Social Exclusion: a multi-dimensional and interrelated process through which groups in society become disenfranchised and marginalized by being shut out, fully or partially, from any social, economic, political, and cultural systems (Sandell 1998)
How do Museums contribute to social exclusion?
The above definition can be used to demonstrate how museums, situated within the “cultural system,” may be enmeshed in and contribute to the process of exclusion. Concrete examples of how museums might contribute to social exclusion include:
- promoting and affirming dominant values and beliefs (through collections, exhibitions, marketing, etc.) with little or no mention of minority/alternative views and lifestyles
- creating programming without consulting a wide range of communities on their needs and interests and operating with assumptions about what audiences want or value
- withholding interpretive authority, instead of finding ways for communities to participate in the interpretive process
- providing cultural spaces that encourage the comfort of dominant groups, making the museum environment inaccessible to groups of other experiences and abilities
- failing to evaluate services and programs by observing visitors, collecting feedback and listening to communities and their experiences
Why does social inclusion in museums matter?
Beyond the fact that we don’t want our work to contribute to social exclusion, we will highlight 2 main reasons why we think social inclusion in museums matters.
1. Engaging with museums and the arts can have positive impacts
Among many examples, this paper by Richard Sandell discusses how museums can positively impact individuals, communities, and society. Specifically:
- Individuals can experience enhanced self-esteem, confidence and creativity
- Communities can be supported in their self-determination and the development of their neighborhoods
- Society can be benefited by museums’ representation of inclusive communities in both collections and exhibitions, promotion of tolerance, and challenge of stereotypes
2. Changing communities = changing needs
Today, American society is undergoing considerable change. These changes include:
- Shifting demographic landscape:
- As discussed in this report by PolicyLink, the aging US population is around 80% white, while the younger generation is at least 50% of color as a result of last century’s immigration patterns.
- According to a report by The Center for the Future of Museums, 1 in 3 Americans is currently part of a “minority” group. It is projected that most of our country’s future population growth will come from the minority population. In fact, 4 U.S. States are already majority minority (Hawaii, Texas, New Mexico, and California).
- Aging population:
- Again, the report by The Center for the Future of Museums discusses how 1 in 8 Americans is now older than 65, becoming 1 in 5 by 2034

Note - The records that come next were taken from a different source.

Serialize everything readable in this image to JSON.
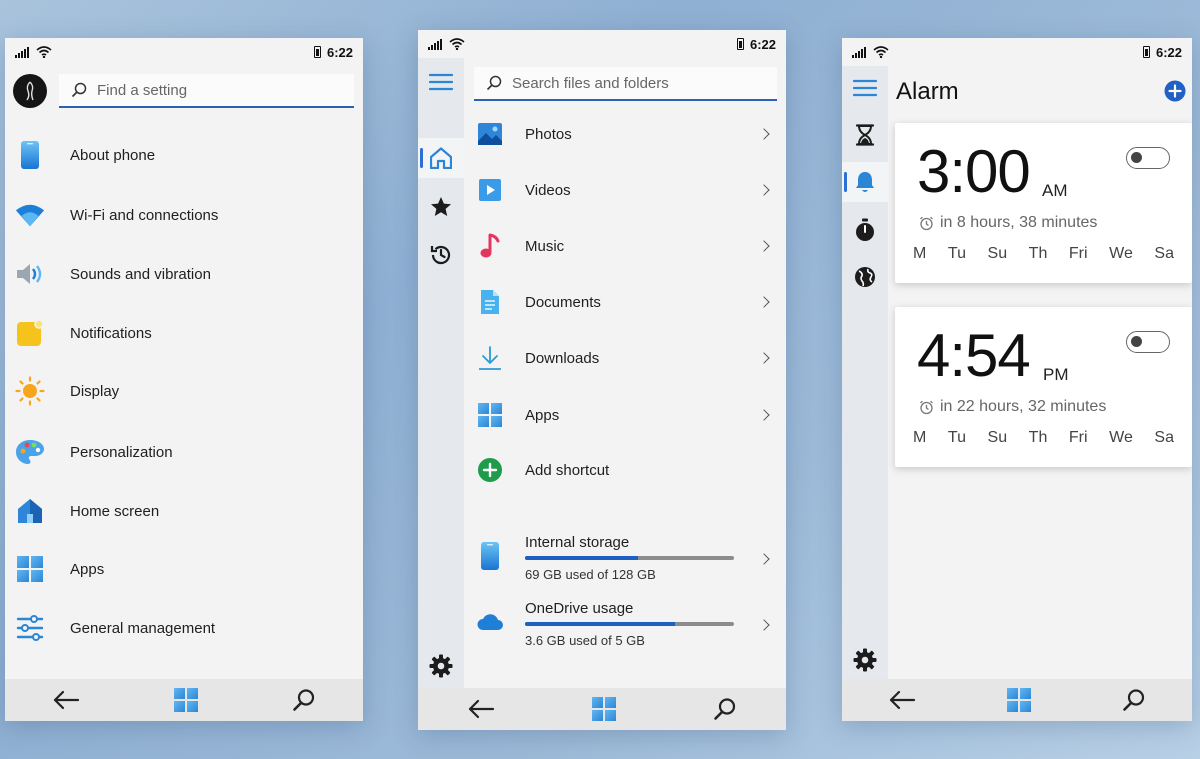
{
  "status": {
    "time": "6:22"
  },
  "settings": {
    "search_placeholder": "Find a setting",
    "items": [
      {
        "label": "About phone",
        "icon": "phone-icon"
      },
      {
        "label": "Wi-Fi and connections",
        "icon": "wifi-icon"
      },
      {
        "label": "Sounds and vibration",
        "icon": "speaker-icon"
      },
      {
        "label": "Notifications",
        "icon": "notification-icon"
      },
      {
        "label": "Display",
        "icon": "sun-icon"
      },
      {
        "label": "Personalization",
        "icon": "palette-icon"
      },
      {
        "label": "Home screen",
        "icon": "home-icon"
      },
      {
        "label": "Apps",
        "icon": "apps-icon"
      },
      {
        "label": "General management",
        "icon": "sliders-icon"
      }
    ]
  },
  "files": {
    "search_placeholder": "Search files and folders",
    "items": [
      {
        "label": "Photos",
        "icon": "photos-icon"
      },
      {
        "label": "Videos",
        "icon": "video-icon"
      },
      {
        "label": "Music",
        "icon": "music-icon"
      },
      {
        "label": "Documents",
        "icon": "document-icon"
      },
      {
        "label": "Downloads",
        "icon": "download-icon"
      },
      {
        "label": "Apps",
        "icon": "apps-icon"
      },
      {
        "label": "Add shortcut",
        "icon": "add-icon"
      }
    ],
    "storage": [
      {
        "name": "Internal storage",
        "used_text": "69 GB used of 128 GB",
        "fraction": 0.539,
        "icon": "phone-icon"
      },
      {
        "name": "OneDrive usage",
        "used_text": "3.6 GB used of 5 GB",
        "fraction": 0.72,
        "icon": "cloud-icon"
      }
    ]
  },
  "clock": {
    "title": "Alarm",
    "alarms": [
      {
        "time": "3:00",
        "ampm": "AM",
        "relative": "in 8 hours, 38 minutes",
        "days": [
          "M",
          "Tu",
          "Su",
          "Th",
          "Fri",
          "We",
          "Sa"
        ],
        "enabled": false
      },
      {
        "time": "4:54",
        "ampm": "PM",
        "relative": "in 22 hours, 32 minutes",
        "days": [
          "M",
          "Tu",
          "Su",
          "Th",
          "Fri",
          "We",
          "Sa"
        ],
        "enabled": false
      }
    ]
  },
  "colors": {
    "accent": "#2d5fb4",
    "progress": "#1f5fc2"
  }
}
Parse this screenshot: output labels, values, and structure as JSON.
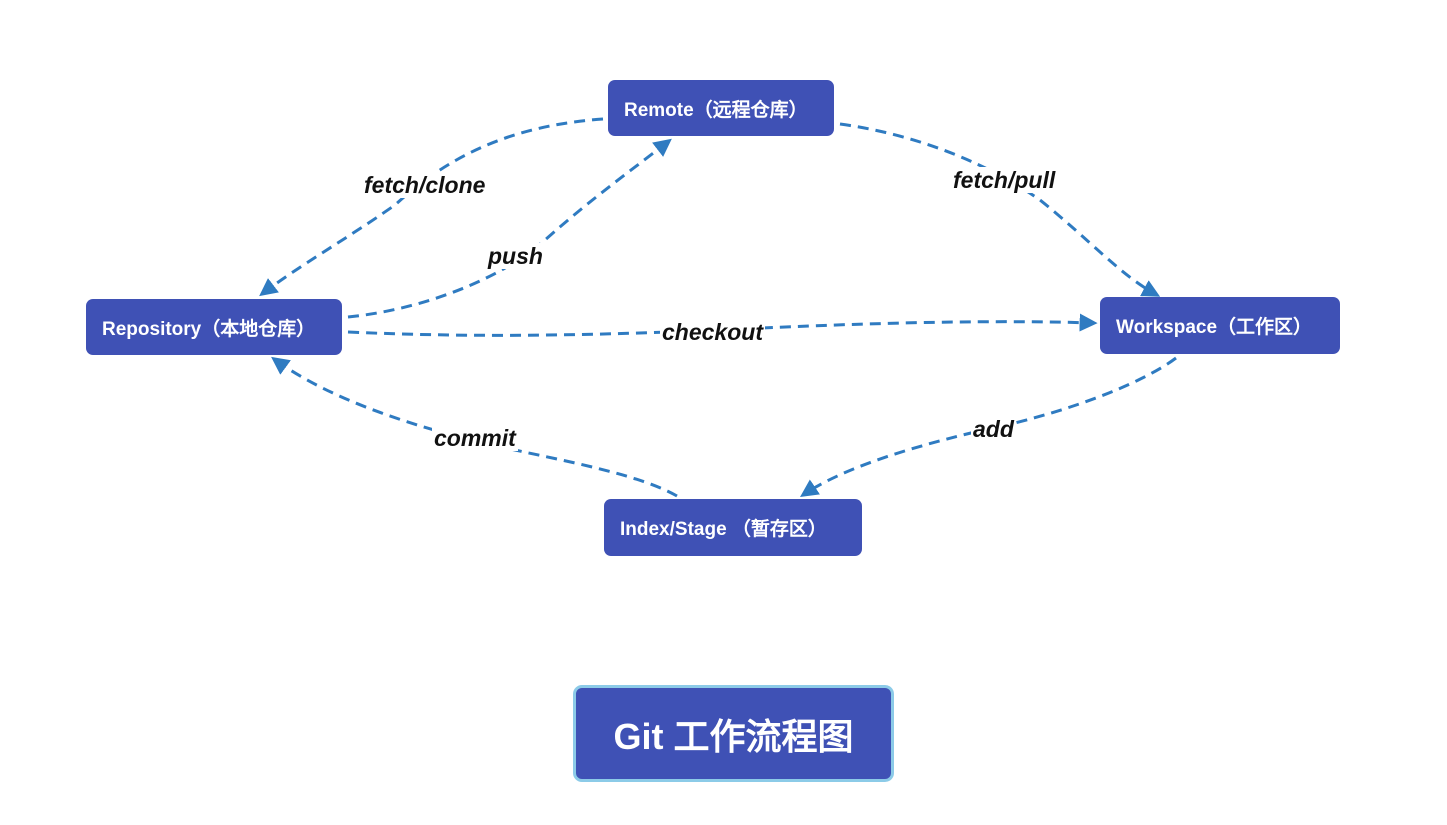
{
  "nodes": {
    "remote": "Remote（远程仓库）",
    "repository": "Repository（本地仓库）",
    "workspace": "Workspace（工作区）",
    "index": "Index/Stage （暂存区）"
  },
  "edges": {
    "fetch_clone": "fetch/clone",
    "push": "push",
    "fetch_pull": "fetch/pull",
    "checkout": "checkout",
    "commit": "commit",
    "add": "add"
  },
  "title": "Git 工作流程图",
  "colors": {
    "node_fill": "#3f51b5",
    "arrow": "#2f7bc1",
    "title_border": "#8ccbe8"
  }
}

- Widening income disparities
- This report by The Legal Services of NJ Poverty Research Institute focuses on income inequality in New Jersey which has risen considerably over the last decades. As discussed in a research document by the Congressional Budget Office, this trend is reflected across the U.S. (see graph below).
- It is widely understood that income inequality in the US has risen over the last 30 years, but it is less agreed upon that this inequality causes negative social outcomes. However, a range of research concludes that areas experiencing greater income and wealth inequality consistently score higher via indexes of health and social problems.
Engaging with the arts, including museums, can yield important benefits. However, ensuring that all community members have the opportunity to access cultural resources via museums remains a challenge for institutions that have traditionally been exclusive. Yet, as organizations existing within changing communities, we believe that museums have an important role to play in shaping an inclusive society. Museums must respond to the changes in American society in order to remain relevant to new generational and community needs. We envision museums using their unique object-based resources and assets as safe civic spaces to respond to community needs, becoming increasingly relevant to diverse community members and supportive of their aspirations.
In fewer words, social inclusion in museums is necessary! It can benefit our communities and its members and ensures that museums remain relevant and survive.
Now that we have “set the stage” and framed our current perspectives, it’s time to give inclusive projects and research a new venue in which to take center stage!